Justice for Bloody Sunday victims after 40 years
[TamilNet, Wednesday, 16 June 2010, 02:10 GMT]
British Prime Minister, David Cameron, addressing the House of Commons Tuesday afternoon after the release of Saville Report on the killing of thirteen civil rights marchers in Northern Ireland in January 1972, acknowledged that British paratroopers had fired on fleeing unarmed civilians, that British soldiers had fired the first shot, many of the soldiers lied about their actions, and that British soldiers had shot and killed already wounded civilians. The Prime Minister then apologized on behalf of the British Government, according to a BBC report.
On bloody Sunday, twenty-six unarmed civil rights protesters or bystanders were shot by the British Army Parachute Regiment during a Northern Ireland Civil Rights Association march. Thirteen men, seven of whom were teenagers, died immediately or soon after, while the death of another man four and a half months later has been attributed to the injuries he received on the day.
Two protesters were injured when they were run down by army vehicles.

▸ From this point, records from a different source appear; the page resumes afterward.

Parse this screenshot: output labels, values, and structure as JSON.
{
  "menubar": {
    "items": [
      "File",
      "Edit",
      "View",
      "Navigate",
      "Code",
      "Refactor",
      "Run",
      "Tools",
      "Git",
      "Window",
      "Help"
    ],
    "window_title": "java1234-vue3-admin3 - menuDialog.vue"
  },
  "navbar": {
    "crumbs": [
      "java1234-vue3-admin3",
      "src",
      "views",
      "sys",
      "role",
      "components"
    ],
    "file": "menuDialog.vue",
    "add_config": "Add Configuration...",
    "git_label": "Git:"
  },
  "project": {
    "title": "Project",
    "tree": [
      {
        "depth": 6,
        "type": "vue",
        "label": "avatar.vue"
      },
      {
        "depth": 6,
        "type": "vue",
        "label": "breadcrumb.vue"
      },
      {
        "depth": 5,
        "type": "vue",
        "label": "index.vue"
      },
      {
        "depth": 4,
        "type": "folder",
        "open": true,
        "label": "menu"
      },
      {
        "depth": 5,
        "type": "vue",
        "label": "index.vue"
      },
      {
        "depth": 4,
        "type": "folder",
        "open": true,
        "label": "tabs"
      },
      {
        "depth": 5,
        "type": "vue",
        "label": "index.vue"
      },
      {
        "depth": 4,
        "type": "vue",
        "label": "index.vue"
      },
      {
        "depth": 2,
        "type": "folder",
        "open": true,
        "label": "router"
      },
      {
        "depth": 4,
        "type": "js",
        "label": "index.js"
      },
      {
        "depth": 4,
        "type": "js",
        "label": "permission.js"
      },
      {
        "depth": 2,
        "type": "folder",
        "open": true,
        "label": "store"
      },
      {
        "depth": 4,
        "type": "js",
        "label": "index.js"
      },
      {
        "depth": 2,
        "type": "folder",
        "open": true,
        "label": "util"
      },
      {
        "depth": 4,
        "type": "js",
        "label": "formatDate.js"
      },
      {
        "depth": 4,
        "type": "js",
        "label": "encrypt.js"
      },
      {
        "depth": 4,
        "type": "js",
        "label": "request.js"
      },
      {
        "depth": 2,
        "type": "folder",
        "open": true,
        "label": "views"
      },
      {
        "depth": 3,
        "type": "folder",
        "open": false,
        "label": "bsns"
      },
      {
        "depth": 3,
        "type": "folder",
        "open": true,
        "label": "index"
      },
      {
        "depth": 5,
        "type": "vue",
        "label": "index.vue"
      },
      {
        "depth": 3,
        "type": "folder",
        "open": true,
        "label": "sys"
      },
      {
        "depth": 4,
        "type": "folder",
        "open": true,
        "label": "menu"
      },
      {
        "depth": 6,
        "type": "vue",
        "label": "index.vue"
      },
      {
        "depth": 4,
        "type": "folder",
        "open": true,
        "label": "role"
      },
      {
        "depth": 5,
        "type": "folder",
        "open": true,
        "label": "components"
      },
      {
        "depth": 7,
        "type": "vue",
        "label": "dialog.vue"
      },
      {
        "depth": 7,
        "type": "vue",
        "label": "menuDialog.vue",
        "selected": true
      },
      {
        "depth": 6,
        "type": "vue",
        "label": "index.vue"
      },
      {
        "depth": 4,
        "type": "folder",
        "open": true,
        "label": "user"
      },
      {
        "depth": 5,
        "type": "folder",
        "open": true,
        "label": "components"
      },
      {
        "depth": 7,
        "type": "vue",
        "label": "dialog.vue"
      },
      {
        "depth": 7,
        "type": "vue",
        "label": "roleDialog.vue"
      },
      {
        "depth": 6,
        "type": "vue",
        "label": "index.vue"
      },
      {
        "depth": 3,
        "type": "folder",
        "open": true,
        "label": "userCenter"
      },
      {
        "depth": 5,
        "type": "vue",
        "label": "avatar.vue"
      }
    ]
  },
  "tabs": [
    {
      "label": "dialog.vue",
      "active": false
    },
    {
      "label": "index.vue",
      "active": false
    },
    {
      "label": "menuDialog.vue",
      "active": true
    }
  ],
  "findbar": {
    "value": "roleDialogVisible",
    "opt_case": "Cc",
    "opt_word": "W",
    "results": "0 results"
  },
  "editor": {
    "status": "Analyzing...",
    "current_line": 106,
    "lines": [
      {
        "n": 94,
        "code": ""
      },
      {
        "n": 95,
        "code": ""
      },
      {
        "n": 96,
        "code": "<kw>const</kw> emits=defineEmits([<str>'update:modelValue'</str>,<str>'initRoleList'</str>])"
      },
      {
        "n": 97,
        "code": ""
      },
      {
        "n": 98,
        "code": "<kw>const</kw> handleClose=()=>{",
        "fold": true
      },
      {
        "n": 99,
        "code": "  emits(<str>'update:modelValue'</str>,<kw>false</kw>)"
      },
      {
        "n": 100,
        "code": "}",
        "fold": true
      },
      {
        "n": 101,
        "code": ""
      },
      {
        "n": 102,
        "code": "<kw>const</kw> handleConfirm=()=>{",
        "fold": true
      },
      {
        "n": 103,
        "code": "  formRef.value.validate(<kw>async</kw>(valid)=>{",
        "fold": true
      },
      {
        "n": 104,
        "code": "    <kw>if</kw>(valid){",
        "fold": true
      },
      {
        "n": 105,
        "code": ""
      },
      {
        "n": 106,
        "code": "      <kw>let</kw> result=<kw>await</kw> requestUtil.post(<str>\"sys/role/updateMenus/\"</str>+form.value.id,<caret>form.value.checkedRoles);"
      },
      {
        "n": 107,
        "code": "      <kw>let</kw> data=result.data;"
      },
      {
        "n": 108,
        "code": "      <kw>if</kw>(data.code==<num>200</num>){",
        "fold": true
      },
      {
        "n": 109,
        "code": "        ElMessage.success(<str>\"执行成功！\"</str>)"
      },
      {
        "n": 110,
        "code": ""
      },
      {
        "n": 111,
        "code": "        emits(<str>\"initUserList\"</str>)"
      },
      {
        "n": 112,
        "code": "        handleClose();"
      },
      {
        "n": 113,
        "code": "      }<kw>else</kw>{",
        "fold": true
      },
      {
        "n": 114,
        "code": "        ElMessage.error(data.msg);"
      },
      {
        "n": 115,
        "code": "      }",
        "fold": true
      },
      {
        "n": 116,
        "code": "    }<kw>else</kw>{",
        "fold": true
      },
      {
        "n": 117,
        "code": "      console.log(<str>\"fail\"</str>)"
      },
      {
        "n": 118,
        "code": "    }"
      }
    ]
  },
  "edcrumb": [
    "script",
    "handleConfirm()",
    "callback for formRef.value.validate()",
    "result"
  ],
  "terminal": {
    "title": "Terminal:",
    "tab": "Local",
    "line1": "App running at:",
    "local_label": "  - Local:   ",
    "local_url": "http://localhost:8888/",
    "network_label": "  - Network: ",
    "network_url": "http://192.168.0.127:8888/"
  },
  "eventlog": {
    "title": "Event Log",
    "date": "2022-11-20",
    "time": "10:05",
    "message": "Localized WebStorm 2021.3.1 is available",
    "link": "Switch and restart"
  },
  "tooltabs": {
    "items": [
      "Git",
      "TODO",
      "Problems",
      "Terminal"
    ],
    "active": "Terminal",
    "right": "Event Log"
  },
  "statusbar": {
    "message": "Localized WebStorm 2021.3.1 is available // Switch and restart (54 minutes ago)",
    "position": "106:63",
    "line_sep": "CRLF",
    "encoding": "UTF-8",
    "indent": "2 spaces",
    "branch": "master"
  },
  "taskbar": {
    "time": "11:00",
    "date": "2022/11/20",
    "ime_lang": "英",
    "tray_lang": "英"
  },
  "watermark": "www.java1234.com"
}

The report of the Saville Inquiry, which has been accepted by the British government, found that all of those shot were unarmed, and that the killings were "unjustified and unjustifiable." Five of those wounded were shot in the back.
Prime Minister Tony Blair appointed Lord Saville of Newdigate, as chairperson for a commision of inquiry in 1998 after campaigns for a second inquiry by families of those killed and injured in Derry on Bloody Sunday.
The inquiry was set up to establish a definitive version of the events, superseding the tribunal set up under Lord Widgery that had reported on 19 April 1972, 11 weeks after the events, and to resolve the accusations of a whitewash that had surrounded Widgery report.